Writing your will in Louisiana isn’t necessarily something that you do once. Throughout your lifetime, you’ll update and revise your will to make sure that it’s current and fairly distributes your assets after you die. When you make a major purchase like a house, it’s important to update your will so the house can be passed on after you die. Here’s what you need to know about revising your estate plan.
When should you revise your estate plan?
Once you buy a new house, it’s time to start thinking about estate planning. If you don’t mention your house in your will, and there is no joint tenancy, the court will decide how the property is distributed after you die. In most cases, the property will be given to your spouse or children, even if that’s not what you would have intended.

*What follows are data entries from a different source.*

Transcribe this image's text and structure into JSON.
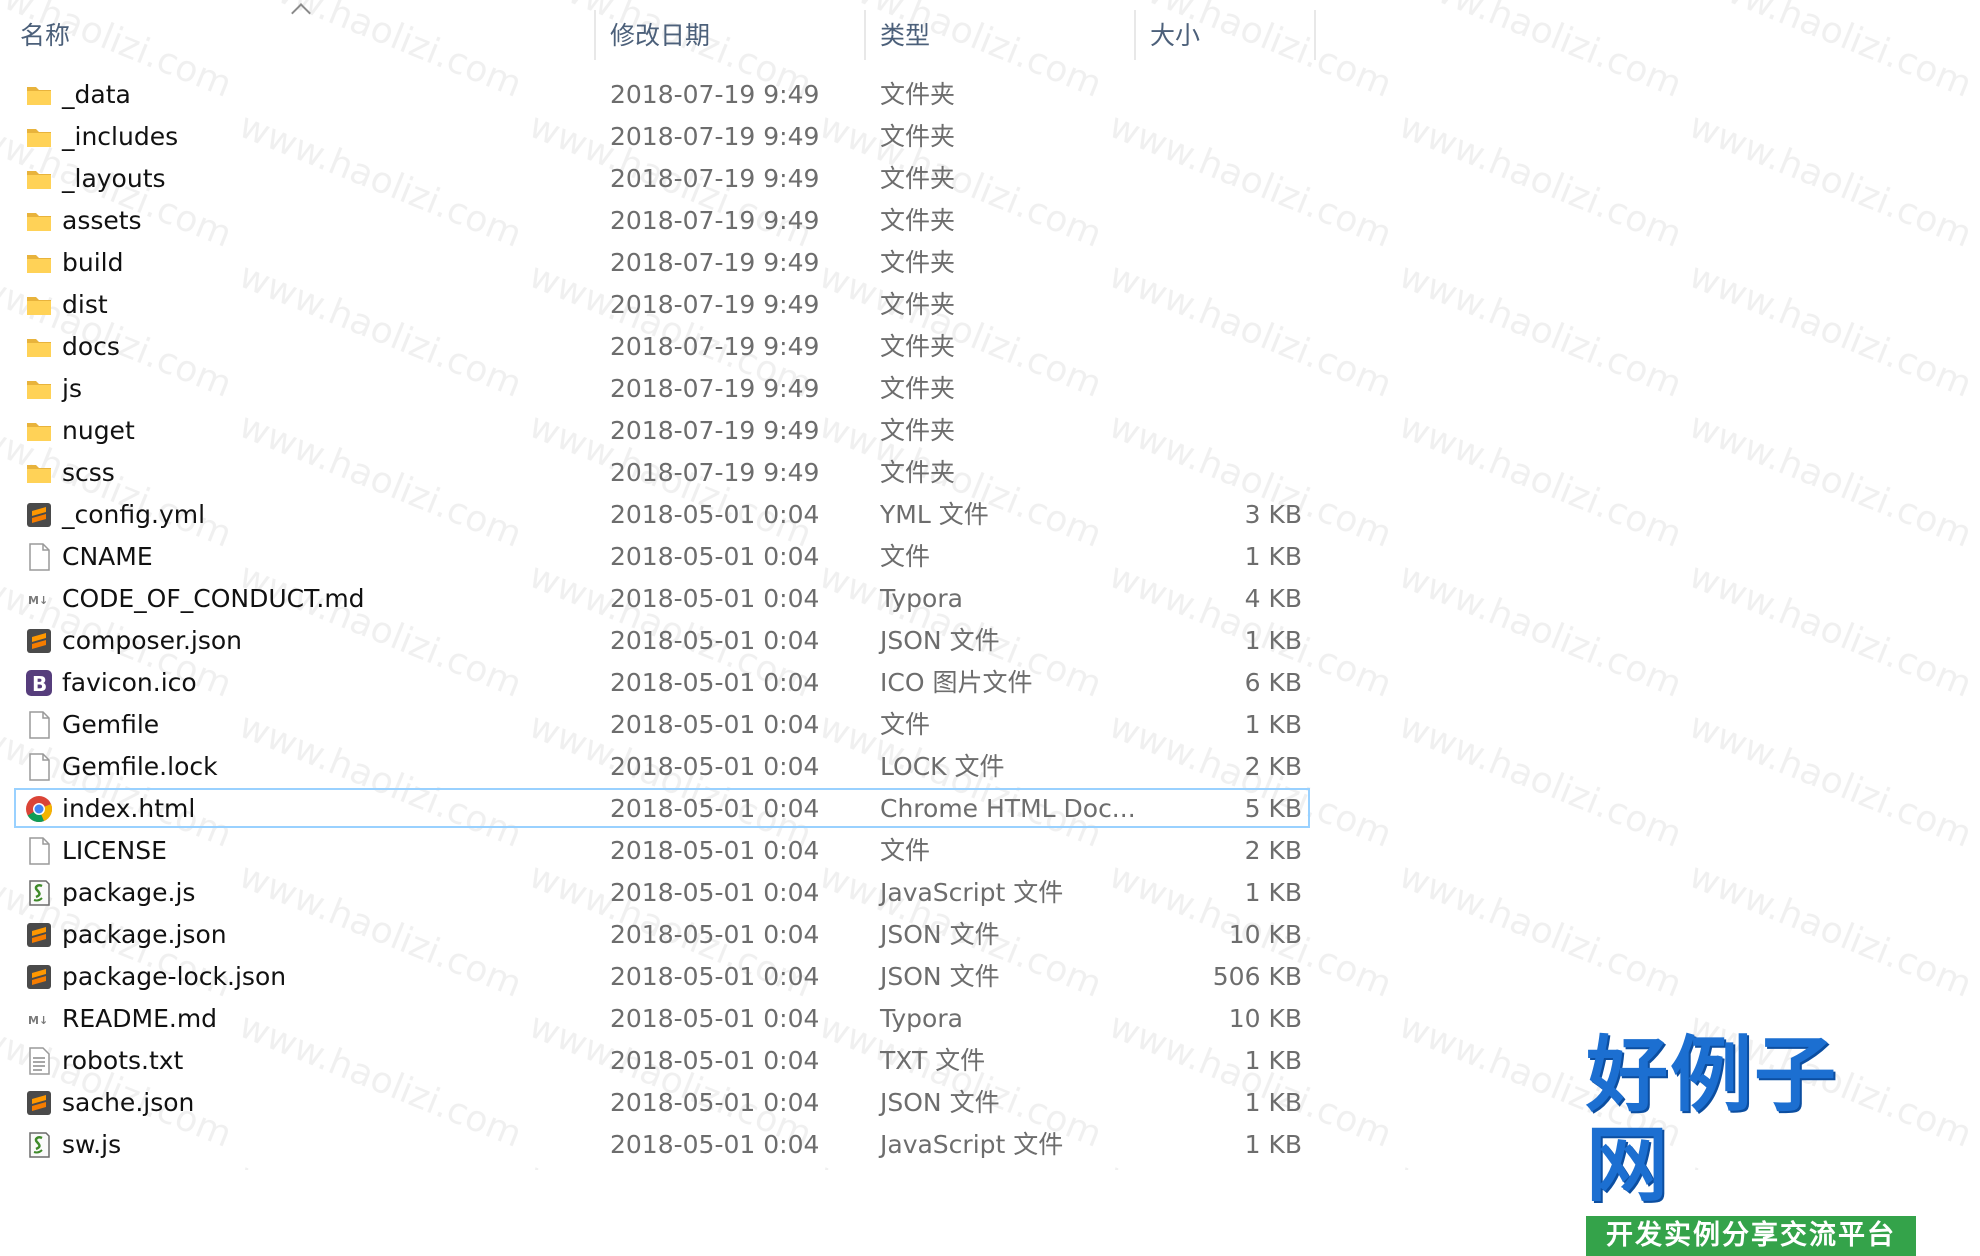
{
  "columns": {
    "name": "名称",
    "date": "修改日期",
    "type": "类型",
    "size": "大小"
  },
  "selected_file": "index.html",
  "files": [
    {
      "name": "_data",
      "date": "2018-07-19 9:49",
      "type": "文件夹",
      "size": "",
      "icon": "folder-icon"
    },
    {
      "name": "_includes",
      "date": "2018-07-19 9:49",
      "type": "文件夹",
      "size": "",
      "icon": "folder-icon"
    },
    {
      "name": "_layouts",
      "date": "2018-07-19 9:49",
      "type": "文件夹",
      "size": "",
      "icon": "folder-icon"
    },
    {
      "name": "assets",
      "date": "2018-07-19 9:49",
      "type": "文件夹",
      "size": "",
      "icon": "folder-icon"
    },
    {
      "name": "build",
      "date": "2018-07-19 9:49",
      "type": "文件夹",
      "size": "",
      "icon": "folder-icon"
    },
    {
      "name": "dist",
      "date": "2018-07-19 9:49",
      "type": "文件夹",
      "size": "",
      "icon": "folder-icon"
    },
    {
      "name": "docs",
      "date": "2018-07-19 9:49",
      "type": "文件夹",
      "size": "",
      "icon": "folder-icon"
    },
    {
      "name": "js",
      "date": "2018-07-19 9:49",
      "type": "文件夹",
      "size": "",
      "icon": "folder-icon"
    },
    {
      "name": "nuget",
      "date": "2018-07-19 9:49",
      "type": "文件夹",
      "size": "",
      "icon": "folder-icon"
    },
    {
      "name": "scss",
      "date": "2018-07-19 9:49",
      "type": "文件夹",
      "size": "",
      "icon": "folder-icon"
    },
    {
      "name": "_config.yml",
      "date": "2018-05-01 0:04",
      "type": "YML 文件",
      "size": "3 KB",
      "icon": "sublime-icon"
    },
    {
      "name": "CNAME",
      "date": "2018-05-01 0:04",
      "type": "文件",
      "size": "1 KB",
      "icon": "blank-file-icon"
    },
    {
      "name": "CODE_OF_CONDUCT.md",
      "date": "2018-05-01 0:04",
      "type": "Typora",
      "size": "4 KB",
      "icon": "markdown-icon"
    },
    {
      "name": "composer.json",
      "date": "2018-05-01 0:04",
      "type": "JSON 文件",
      "size": "1 KB",
      "icon": "sublime-icon"
    },
    {
      "name": "favicon.ico",
      "date": "2018-05-01 0:04",
      "type": "ICO 图片文件",
      "size": "6 KB",
      "icon": "bootstrap-icon"
    },
    {
      "name": "Gemfile",
      "date": "2018-05-01 0:04",
      "type": "文件",
      "size": "1 KB",
      "icon": "blank-file-icon"
    },
    {
      "name": "Gemfile.lock",
      "date": "2018-05-01 0:04",
      "type": "LOCK 文件",
      "size": "2 KB",
      "icon": "blank-file-icon"
    },
    {
      "name": "index.html",
      "date": "2018-05-01 0:04",
      "type": "Chrome HTML Doc...",
      "size": "5 KB",
      "icon": "chrome-icon"
    },
    {
      "name": "LICENSE",
      "date": "2018-05-01 0:04",
      "type": "文件",
      "size": "2 KB",
      "icon": "blank-file-icon"
    },
    {
      "name": "package.js",
      "date": "2018-05-01 0:04",
      "type": "JavaScript 文件",
      "size": "1 KB",
      "icon": "script-icon"
    },
    {
      "name": "package.json",
      "date": "2018-05-01 0:04",
      "type": "JSON 文件",
      "size": "10 KB",
      "icon": "sublime-icon"
    },
    {
      "name": "package-lock.json",
      "date": "2018-05-01 0:04",
      "type": "JSON 文件",
      "size": "506 KB",
      "icon": "sublime-icon"
    },
    {
      "name": "README.md",
      "date": "2018-05-01 0:04",
      "type": "Typora",
      "size": "10 KB",
      "icon": "markdown-icon"
    },
    {
      "name": "robots.txt",
      "date": "2018-05-01 0:04",
      "type": "TXT 文件",
      "size": "1 KB",
      "icon": "text-file-icon"
    },
    {
      "name": "sache.json",
      "date": "2018-05-01 0:04",
      "type": "JSON 文件",
      "size": "1 KB",
      "icon": "sublime-icon"
    },
    {
      "name": "sw.js",
      "date": "2018-05-01 0:04",
      "type": "JavaScript 文件",
      "size": "1 KB",
      "icon": "script-icon"
    }
  ],
  "watermark": "www.haolizi.com",
  "logo": {
    "main": "好例子网",
    "sub": "开发实例分享交流平台"
  }
}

If you don’t have a spouse or children, another relative might end up with your house.
To make sure your assets are distributed according to your wishes, it’s important to update your estate to include your new house. If you want to keep it simple, you can name someone to receive your house after you die. However, keep in mind that they might have to deal with property taxes and mortgage payments. You can also allow your heirs to buy the house and distribute the proceeds according to the stipulations in your will.
You could also donate the house to charity or instruct the executor of your will to sell the house, then donate or distribute the proceeds. Additionally, an attorney could help you put the house in a trust so your underage children can inherit the house when they’re adults.
Should you hire an attorney when writing your will?
An attorney could help you make the best decisions that protect your assets and benefit your family members after you die. If you’re not sure what to do with your assets, an attorney could offer advice on dividing up your estate. And if you know how you want to distribute your assets, an attorney could help you write your will, create trusts and more.